_EXERCISE PROMPT_
The reply should give back every entry exactly as written.

_INFORMATION SUPPLIED_
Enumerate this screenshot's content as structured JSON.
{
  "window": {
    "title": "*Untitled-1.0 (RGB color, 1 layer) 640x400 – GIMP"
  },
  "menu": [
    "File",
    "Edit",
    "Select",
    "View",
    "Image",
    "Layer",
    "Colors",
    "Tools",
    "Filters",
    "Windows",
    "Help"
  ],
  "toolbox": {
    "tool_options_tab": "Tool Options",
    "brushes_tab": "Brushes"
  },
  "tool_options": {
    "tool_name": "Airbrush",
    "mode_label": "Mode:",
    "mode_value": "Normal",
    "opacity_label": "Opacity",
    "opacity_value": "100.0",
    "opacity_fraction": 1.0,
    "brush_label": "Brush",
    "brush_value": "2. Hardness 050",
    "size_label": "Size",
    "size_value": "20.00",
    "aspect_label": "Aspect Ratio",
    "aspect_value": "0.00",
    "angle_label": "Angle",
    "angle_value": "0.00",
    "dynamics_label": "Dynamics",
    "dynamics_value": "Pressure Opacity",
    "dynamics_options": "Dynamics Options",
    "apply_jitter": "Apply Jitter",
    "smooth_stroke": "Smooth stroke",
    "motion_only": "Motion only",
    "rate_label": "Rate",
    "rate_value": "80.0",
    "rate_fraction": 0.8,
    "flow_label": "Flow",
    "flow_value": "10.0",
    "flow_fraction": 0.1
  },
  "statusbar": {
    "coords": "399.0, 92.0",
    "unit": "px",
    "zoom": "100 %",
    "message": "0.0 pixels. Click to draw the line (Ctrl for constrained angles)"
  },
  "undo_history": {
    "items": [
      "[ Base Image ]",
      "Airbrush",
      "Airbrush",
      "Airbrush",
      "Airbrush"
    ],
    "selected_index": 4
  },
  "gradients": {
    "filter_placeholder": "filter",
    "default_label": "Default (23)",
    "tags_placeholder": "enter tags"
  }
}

_RESPONSE_
Enumerate this screenshot's content as structured JSON.
{
  "window": {
    "title": "*Untitled-1.0 (RGB color, 1 layer) 640x400 – GIMP"
  },
  "menu": [
    "File",
    "Edit",
    "Select",
    "View",
    "Image",
    "Layer",
    "Colors",
    "Tools",
    "Filters",
    "Windows",
    "Help"
  ],
  "toolbox": {
    "tool_options_tab": "Tool Options",
    "brushes_tab": "Brushes"
  },
  "tool_options": {
    "tool_name": "Airbrush",
    "mode_label": "Mode:",
    "mode_value": "Normal",
    "opacity_label": "Opacity",
    "opacity_value": "100.0",
    "opacity_fraction": 1.0,
    "brush_label": "Brush",
    "brush_value": "2. Hardness 050",
    "size_label": "Size",
    "size_value": "20.00",
    "aspect_label": "Aspect Ratio",
    "aspect_value": "0.00",
    "angle_label": "Angle",
    "angle_value": "0.00",
    "dynamics_label": "Dynamics",
    "dynamics_value": "Pressure Opacity",
    "dynamics_options": "Dynamics Options",
    "apply_jitter": "Apply Jitter",
    "smooth_stroke": "Smooth stroke",
    "motion_only": "Motion only",
    "rate_label": "Rate",
    "rate_value": "80.0",
    "rate_fraction": 0.8,
    "flow_label": "Flow",
    "flow_value": "10.0",
    "flow_fraction": 0.1
  },
  "statusbar": {
    "coords": "399.0, 92.0",
    "unit": "px",
    "zoom": "100 %",
    "message": "0.0 pixels. Click to draw the line (Ctrl for constrained angles)"
  },
  "undo_history": {
    "items": [
      "[ Base Image ]",
      "Airbrush",
      "Airbrush",
      "Airbrush",
      "Airbrush"
    ],
    "selected_index": 4
  },
  "gradients": {
    "filter_placeholder": "filter",
    "default_label": "Default (23)",
    "tags_placeholder": "enter tags"
  }
}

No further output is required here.